The things I think will be interesting for Fuji shooters are Apple’s cloud offerings, and the potential for Fujifilm within their app. With the iCloud Photo Library and iCloud Drive announcements, even more people could switch over to using an iPad as their primary photo management and editing platform, complete with remote backup of all your photos.

Initially this might mean shooting JPEG as iPads and RAFs don’t exactly play well together where editing is concerned.1 Even that might be ok—since switching over to Fujifilm, I’ve been shooting JPEG a lot more—but this is where Fuji needs to step in. What’s stopping them from giving their iOS app the ability to process RAF files the same way their cameras do? In fact, now that I think of it, why doesn’t it already?2 Fuji could also conceivably let users shoot “tethered” wirelessly to an iPhone or iPad. JPEGs get pushed merrily along, complete with GPS coordinates to the Photos app and then to the cloud, RAFs sit in the app waiting to be processed out to JPEGs. RAFs could also be stored on your iCloud Drive,3 or deleted when you’re done editing or your device runs out of space. Making use of extensions, our photos will gain access to VSCO filters via their iOS app which is considerably more affordable than their desktop alternative. That’s just one example of photo-editing.

Even if the idea of using an iPad exclusively doesn’t sound appealling, iCloud Drive offers some great potential features. Go on vacation, shoot for a day, then copy all your photos to your iPad. They’ll be backed up, and waiting for you to edit back home on your Mac.

In short, I hope Fuji have their devs working hard on adding as many iOS 8/Yosemite/iCloud features as possible, as soon as possible. Getting my photos onto my iDevice needs to be even faster and easier than it is now. There are too many hoops to jump through, too much back and forth connecting, reconnecting. I want to open my Fujifilm app, select my camera, and start mucking with images. I want to edit on my devices with real Fujifilm X-Trans demosaicing algorithms and Lens Modulation Optimizers.4 This, in my opinion, is how Fuji will come away from the smartphone camera slaughter as unscathed as possible, and ahead of their competition. By embracing it.

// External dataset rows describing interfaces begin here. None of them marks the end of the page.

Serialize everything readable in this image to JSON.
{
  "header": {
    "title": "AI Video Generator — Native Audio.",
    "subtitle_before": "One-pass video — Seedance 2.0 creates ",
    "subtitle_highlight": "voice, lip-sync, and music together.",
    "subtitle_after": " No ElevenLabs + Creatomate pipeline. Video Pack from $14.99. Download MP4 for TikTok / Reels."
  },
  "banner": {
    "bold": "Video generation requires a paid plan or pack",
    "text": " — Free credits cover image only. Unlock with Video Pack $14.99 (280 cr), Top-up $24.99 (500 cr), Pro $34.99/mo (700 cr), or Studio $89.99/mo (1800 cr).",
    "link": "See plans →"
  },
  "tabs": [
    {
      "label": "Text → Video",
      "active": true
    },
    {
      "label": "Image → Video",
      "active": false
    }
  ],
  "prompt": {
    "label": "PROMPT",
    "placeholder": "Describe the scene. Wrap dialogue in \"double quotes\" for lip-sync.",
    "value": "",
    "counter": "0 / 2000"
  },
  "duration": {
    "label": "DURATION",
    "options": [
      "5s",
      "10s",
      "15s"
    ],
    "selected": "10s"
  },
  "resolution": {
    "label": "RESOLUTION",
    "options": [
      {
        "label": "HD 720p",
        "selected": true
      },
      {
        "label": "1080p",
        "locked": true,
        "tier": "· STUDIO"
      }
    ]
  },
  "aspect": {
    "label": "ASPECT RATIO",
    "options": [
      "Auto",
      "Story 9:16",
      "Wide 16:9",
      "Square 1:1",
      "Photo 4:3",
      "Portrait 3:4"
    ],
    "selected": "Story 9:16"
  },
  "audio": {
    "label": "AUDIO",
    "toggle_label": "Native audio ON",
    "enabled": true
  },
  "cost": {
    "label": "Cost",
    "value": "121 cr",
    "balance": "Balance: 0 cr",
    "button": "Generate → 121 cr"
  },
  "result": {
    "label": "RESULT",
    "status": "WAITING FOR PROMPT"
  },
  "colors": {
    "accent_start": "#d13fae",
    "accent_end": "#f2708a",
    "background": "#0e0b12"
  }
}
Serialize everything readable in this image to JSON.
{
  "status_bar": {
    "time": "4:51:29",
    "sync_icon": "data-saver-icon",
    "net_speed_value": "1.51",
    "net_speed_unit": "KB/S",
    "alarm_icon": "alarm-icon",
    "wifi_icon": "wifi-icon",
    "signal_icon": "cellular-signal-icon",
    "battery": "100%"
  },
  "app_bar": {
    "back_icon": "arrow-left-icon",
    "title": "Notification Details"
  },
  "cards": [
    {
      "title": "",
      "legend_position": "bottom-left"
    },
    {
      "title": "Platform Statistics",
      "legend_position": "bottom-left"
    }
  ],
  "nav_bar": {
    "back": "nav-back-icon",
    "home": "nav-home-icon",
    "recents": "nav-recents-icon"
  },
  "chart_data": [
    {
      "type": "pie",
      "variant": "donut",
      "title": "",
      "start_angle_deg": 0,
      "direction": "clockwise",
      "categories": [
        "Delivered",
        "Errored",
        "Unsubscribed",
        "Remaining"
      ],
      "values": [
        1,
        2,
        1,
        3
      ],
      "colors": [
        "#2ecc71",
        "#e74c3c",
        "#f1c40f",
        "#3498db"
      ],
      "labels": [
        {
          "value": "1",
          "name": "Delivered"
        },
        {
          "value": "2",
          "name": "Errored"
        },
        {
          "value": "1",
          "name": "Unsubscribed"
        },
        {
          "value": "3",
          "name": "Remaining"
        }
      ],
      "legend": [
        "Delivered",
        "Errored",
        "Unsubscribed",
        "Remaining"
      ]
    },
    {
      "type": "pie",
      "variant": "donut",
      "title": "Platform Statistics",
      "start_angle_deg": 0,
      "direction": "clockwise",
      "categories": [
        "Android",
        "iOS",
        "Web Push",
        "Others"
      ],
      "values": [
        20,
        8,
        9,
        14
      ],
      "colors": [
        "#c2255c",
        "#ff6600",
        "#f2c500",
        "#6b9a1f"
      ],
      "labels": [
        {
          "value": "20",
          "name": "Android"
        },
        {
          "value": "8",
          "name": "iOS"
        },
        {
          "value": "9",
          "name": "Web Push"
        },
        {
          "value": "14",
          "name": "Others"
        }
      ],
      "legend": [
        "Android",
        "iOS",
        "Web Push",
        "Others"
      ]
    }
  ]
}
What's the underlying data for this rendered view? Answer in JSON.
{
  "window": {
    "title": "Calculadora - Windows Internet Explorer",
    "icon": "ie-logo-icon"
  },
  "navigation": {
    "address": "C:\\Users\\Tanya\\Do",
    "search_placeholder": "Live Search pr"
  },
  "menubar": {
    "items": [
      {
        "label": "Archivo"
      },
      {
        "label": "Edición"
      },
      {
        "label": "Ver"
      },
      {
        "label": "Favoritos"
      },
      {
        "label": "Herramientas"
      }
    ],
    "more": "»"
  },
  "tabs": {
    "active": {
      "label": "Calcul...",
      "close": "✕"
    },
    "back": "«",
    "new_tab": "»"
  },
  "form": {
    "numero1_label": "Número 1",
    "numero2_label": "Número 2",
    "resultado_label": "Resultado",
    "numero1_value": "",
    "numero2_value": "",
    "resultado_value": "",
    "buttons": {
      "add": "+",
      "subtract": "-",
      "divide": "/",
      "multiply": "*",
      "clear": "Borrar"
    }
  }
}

  1. There should be no trouble storing RAF files on your device, and iCloud via Fujifilm’s app.
  2. Manually processing photos in-camera is not fun.
  3. At $3.99/month for 200GB, this is a decent-sized photo library and isn’t a bad price for a remote backup of all of it. Now if only Fuji offered lossless compression of their RAF format.
  4. Not Adobe’s reverse-engineered Camera profiles.